In duplicating the lines below, keep every word unchanged and drop the pictures.

::: SUPPLIED MATERIAL

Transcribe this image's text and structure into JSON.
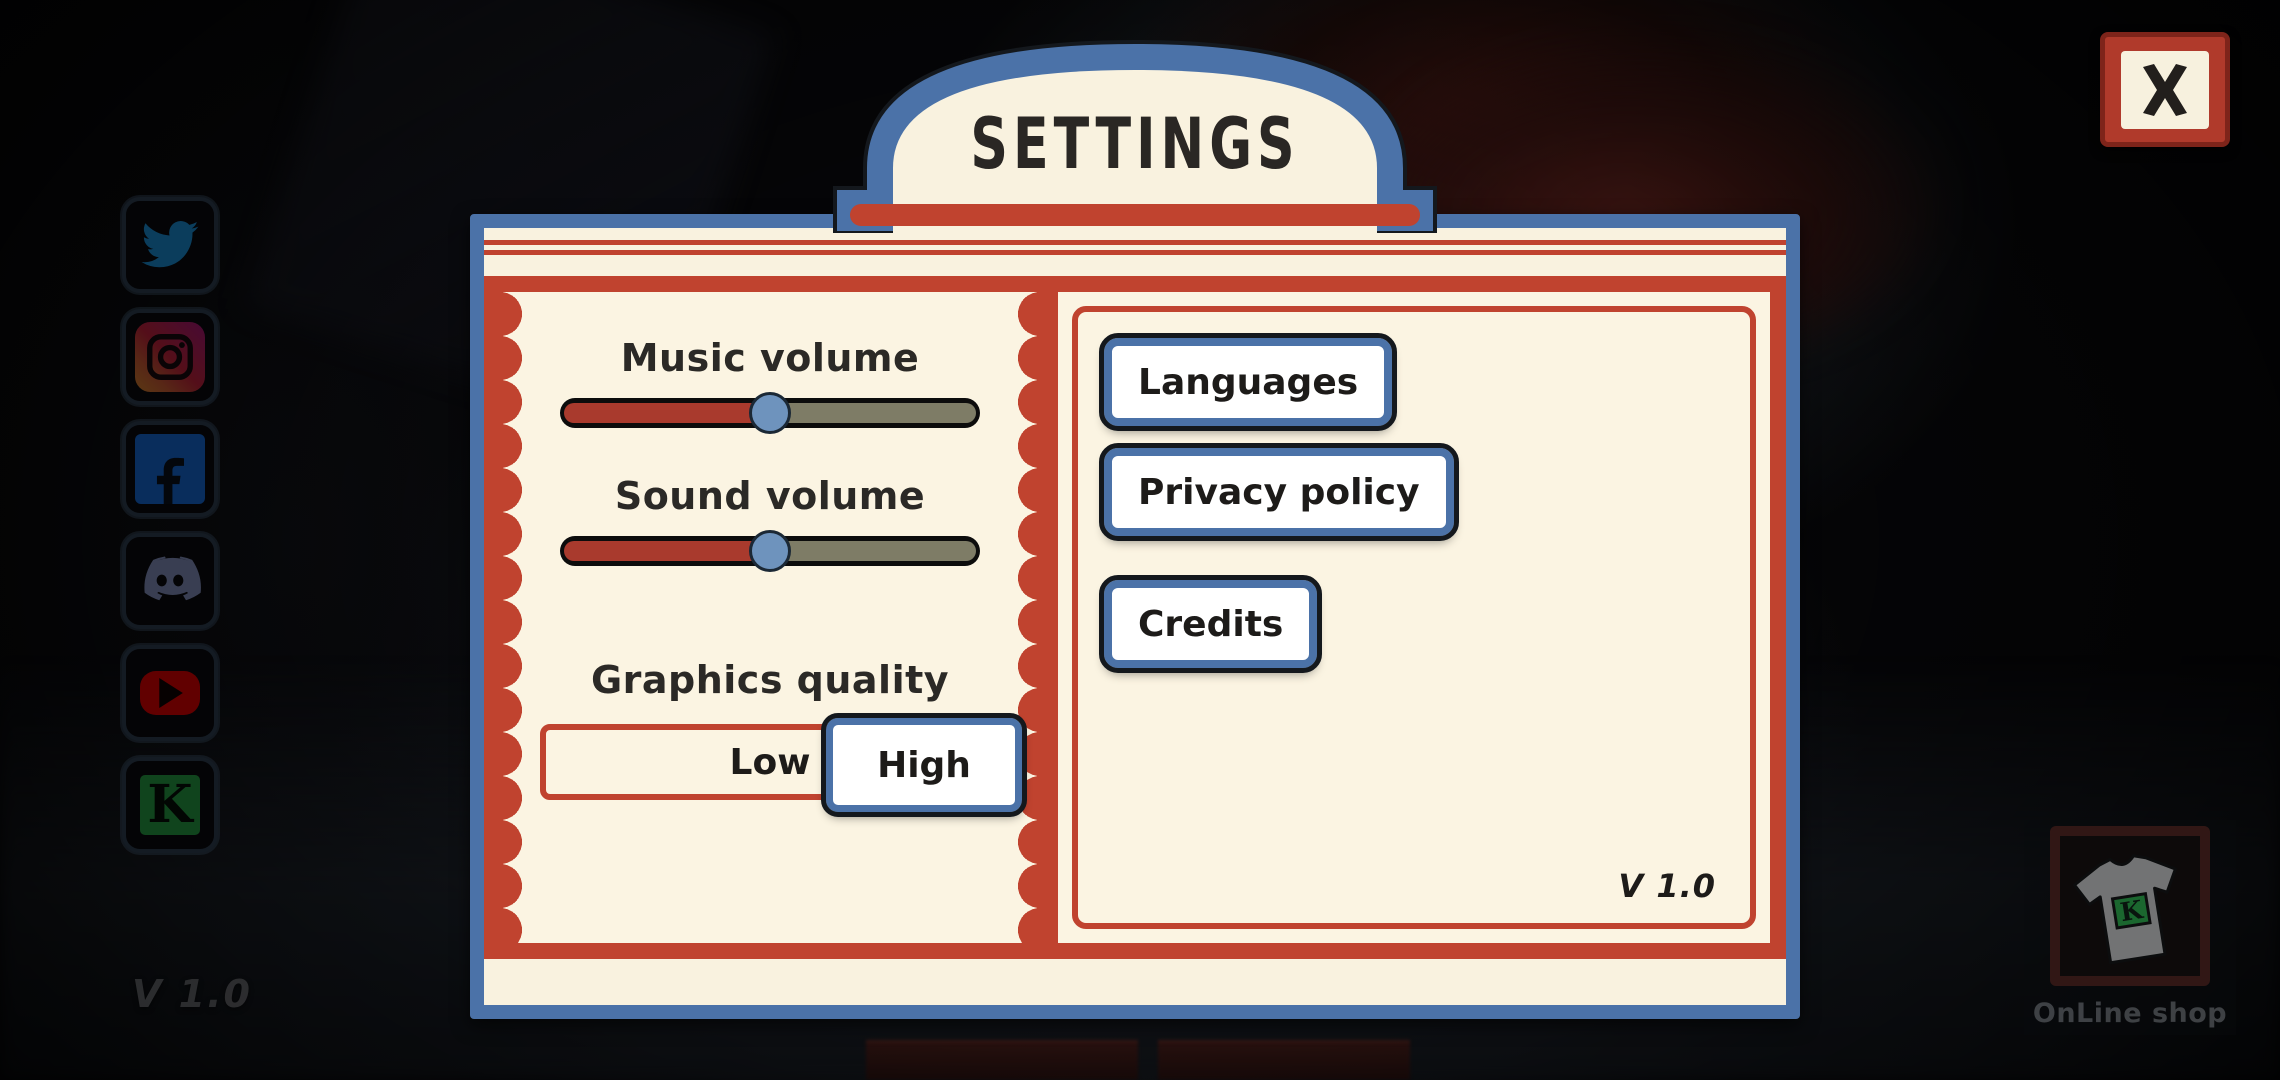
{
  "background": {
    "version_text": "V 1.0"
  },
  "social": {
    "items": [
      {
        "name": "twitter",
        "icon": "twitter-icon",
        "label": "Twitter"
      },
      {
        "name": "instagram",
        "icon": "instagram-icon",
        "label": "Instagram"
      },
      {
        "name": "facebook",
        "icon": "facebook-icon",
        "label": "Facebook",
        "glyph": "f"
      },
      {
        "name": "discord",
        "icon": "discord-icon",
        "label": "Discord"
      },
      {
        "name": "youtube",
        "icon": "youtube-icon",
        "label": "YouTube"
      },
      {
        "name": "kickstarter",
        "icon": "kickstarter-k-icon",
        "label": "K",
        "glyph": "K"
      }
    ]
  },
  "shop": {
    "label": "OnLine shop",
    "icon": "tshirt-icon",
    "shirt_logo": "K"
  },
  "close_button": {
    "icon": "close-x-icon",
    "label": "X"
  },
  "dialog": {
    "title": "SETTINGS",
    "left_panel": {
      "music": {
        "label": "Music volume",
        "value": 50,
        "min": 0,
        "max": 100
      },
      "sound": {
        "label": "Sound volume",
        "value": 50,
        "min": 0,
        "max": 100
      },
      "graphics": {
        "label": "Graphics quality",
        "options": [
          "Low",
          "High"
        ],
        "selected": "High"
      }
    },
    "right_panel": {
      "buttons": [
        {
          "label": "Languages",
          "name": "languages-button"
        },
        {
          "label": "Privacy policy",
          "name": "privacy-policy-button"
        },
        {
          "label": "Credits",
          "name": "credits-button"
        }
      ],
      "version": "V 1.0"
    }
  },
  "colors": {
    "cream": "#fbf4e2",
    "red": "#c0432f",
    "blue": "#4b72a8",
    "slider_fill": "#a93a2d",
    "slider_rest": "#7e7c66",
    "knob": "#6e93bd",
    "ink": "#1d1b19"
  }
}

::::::

→ **FINISHED EXERCISE**:
Transcribe this image's text and structure into JSON.
{
  "background": {
    "version_text": "V 1.0"
  },
  "social": {
    "items": [
      {
        "name": "twitter",
        "icon": "twitter-icon",
        "label": "Twitter"
      },
      {
        "name": "instagram",
        "icon": "instagram-icon",
        "label": "Instagram"
      },
      {
        "name": "facebook",
        "icon": "facebook-icon",
        "label": "Facebook",
        "glyph": "f"
      },
      {
        "name": "discord",
        "icon": "discord-icon",
        "label": "Discord"
      },
      {
        "name": "youtube",
        "icon": "youtube-icon",
        "label": "YouTube"
      },
      {
        "name": "kickstarter",
        "icon": "kickstarter-k-icon",
        "label": "K",
        "glyph": "K"
      }
    ]
  },
  "shop": {
    "label": "OnLine shop",
    "icon": "tshirt-icon",
    "shirt_logo": "K"
  },
  "close_button": {
    "icon": "close-x-icon",
    "label": "X"
  },
  "dialog": {
    "title": "SETTINGS",
    "left_panel": {
      "music": {
        "label": "Music volume",
        "value": 50,
        "min": 0,
        "max": 100
      },
      "sound": {
        "label": "Sound volume",
        "value": 50,
        "min": 0,
        "max": 100
      },
      "graphics": {
        "label": "Graphics quality",
        "options": [
          "Low",
          "High"
        ],
        "selected": "High"
      }
    },
    "right_panel": {
      "buttons": [
        {
          "label": "Languages",
          "name": "languages-button"
        },
        {
          "label": "Privacy policy",
          "name": "privacy-policy-button"
        },
        {
          "label": "Credits",
          "name": "credits-button"
        }
      ],
      "version": "V 1.0"
    }
  },
  "colors": {
    "cream": "#fbf4e2",
    "red": "#c0432f",
    "blue": "#4b72a8",
    "slider_fill": "#a93a2d",
    "slider_rest": "#7e7c66",
    "knob": "#6e93bd",
    "ink": "#1d1b19"
  }
}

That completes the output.